  • Hours: 112
  • Credits: 6
  • Pre-Requisites: ELCN1060 AND ELEC1393 AND ELEC1395 OR ELEC1397 OR ELEC1900 AND ELEC2300 AND ELEC2310 AND ELEC3180 OR ELEC3185 AND ELEC3190 AND INST1050
  • CoRequisites:

Electives: General Education
Student must complete a minimum of 42 Hours

Program outcomes

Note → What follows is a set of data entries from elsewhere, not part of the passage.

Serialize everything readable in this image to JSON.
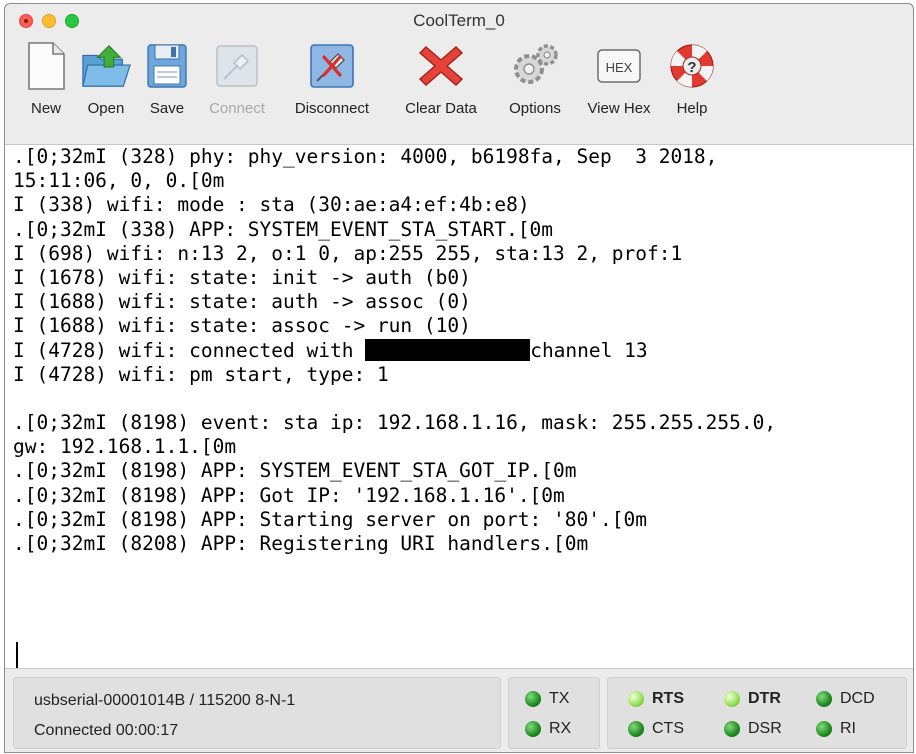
{
  "window": {
    "title": "CoolTerm_0"
  },
  "toolbar": {
    "items": [
      {
        "label": "New",
        "icon": "new-document-icon"
      },
      {
        "label": "Open",
        "icon": "open-folder-icon"
      },
      {
        "label": "Save",
        "icon": "save-disk-icon"
      },
      {
        "label": "Connect",
        "icon": "connect-plug-icon",
        "disabled": true
      },
      {
        "label": "Disconnect",
        "icon": "disconnect-plug-icon"
      },
      {
        "label": "Clear Data",
        "icon": "clear-x-icon"
      },
      {
        "label": "Options",
        "icon": "gears-icon"
      },
      {
        "label": "View Hex",
        "icon": "hex-icon",
        "badge": "HEX"
      },
      {
        "label": "Help",
        "icon": "lifebuoy-icon"
      }
    ]
  },
  "terminal": {
    "lines": [
      ".[0;32mI (328) phy: phy_version: 4000, b6198fa, Sep  3 2018,",
      "15:11:06, 0, 0.[0m",
      "I (338) wifi: mode : sta (30:ae:a4:ef:4b:e8)",
      ".[0;32mI (338) APP: SYSTEM_EVENT_STA_START.[0m",
      "I (698) wifi: n:13 2, o:1 0, ap:255 255, sta:13 2, prof:1",
      "I (1678) wifi: state: init -> auth (b0)",
      "I (1688) wifi: state: auth -> assoc (0)",
      "I (1688) wifi: state: assoc -> run (10)",
      "I (4728) wifi: connected with ",
      "I (4728) wifi: pm start, type: 1",
      "",
      ".[0;32mI (8198) event: sta ip: 192.168.1.16, mask: 255.255.255.0,",
      "gw: 192.168.1.1.[0m",
      ".[0;32mI (8198) APP: SYSTEM_EVENT_STA_GOT_IP.[0m",
      ".[0;32mI (8198) APP: Got IP: '192.168.1.16'.[0m",
      ".[0;32mI (8198) APP: Starting server on port: '80'.[0m",
      ".[0;32mI (8208) APP: Registering URI handlers.[0m"
    ],
    "line9_suffix": "channel 13"
  },
  "status": {
    "port": "usbserial-00001014B / 115200 8-N-1",
    "connection": "Connected 00:00:17",
    "leds": {
      "tx": "TX",
      "rx": "RX",
      "rts": "RTS",
      "cts": "CTS",
      "dtr": "DTR",
      "dsr": "DSR",
      "dcd": "DCD",
      "ri": "RI"
    }
  }
}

  1. Interpret and produce electrical and electronics drawings including other related documents and graphics.
  2. Analyze and solve routine technical problems related to electrical systems by applying mathematics and science principles.
  3. Use, verify, and maintain instrumentation equipment and systems.
  4. Assemble, test, modify and maintain electrical circuits and equipment to fulfill requirements and specifications under the supervision of a qualified person.
  5. Install and troubleshoot static and rotating electrical machines and associated control systems under the supervision of a qualified person.
  6. Verify acceptable functionality and apply troubleshooting techniques for electrical and electronic circuits, components, equipment, and systems under the supervision of a qualified person.
  7. Analyze, assemble and troubleshoot control systems under the supervision of a qualified person.
  8. Use computer skills and tools to solve routine electrical related problems.
  9. Assist in creating and conducting quality assurance procedures under the supervision of a qualified person.
  10. Prepare and maintain records and documentation systems.
  11. Install, test and troubleshoot telecommunication systems under the supervision of a qualified person.
  12. Apply health and safety standards and best practices to workplaces.
  13. Perform tasks in accordance with relevant legislation, policies, procedures, standards, regulations, and ethical principles.
  14. Configure installation and apply electrical cabling requirements and system grounding and bonding requirements for a variety of applications under the supervision of a qualified person.
  15. Assist in commissioning, testing and troubleshooting electrical power systems under the supervision of a qualified person.
  16. Select electrical equipment, systems and components to fulfill the requirements and specifications under the supervision of a qualified person.
  17. Apply project management principles to assist in the implementation of projects.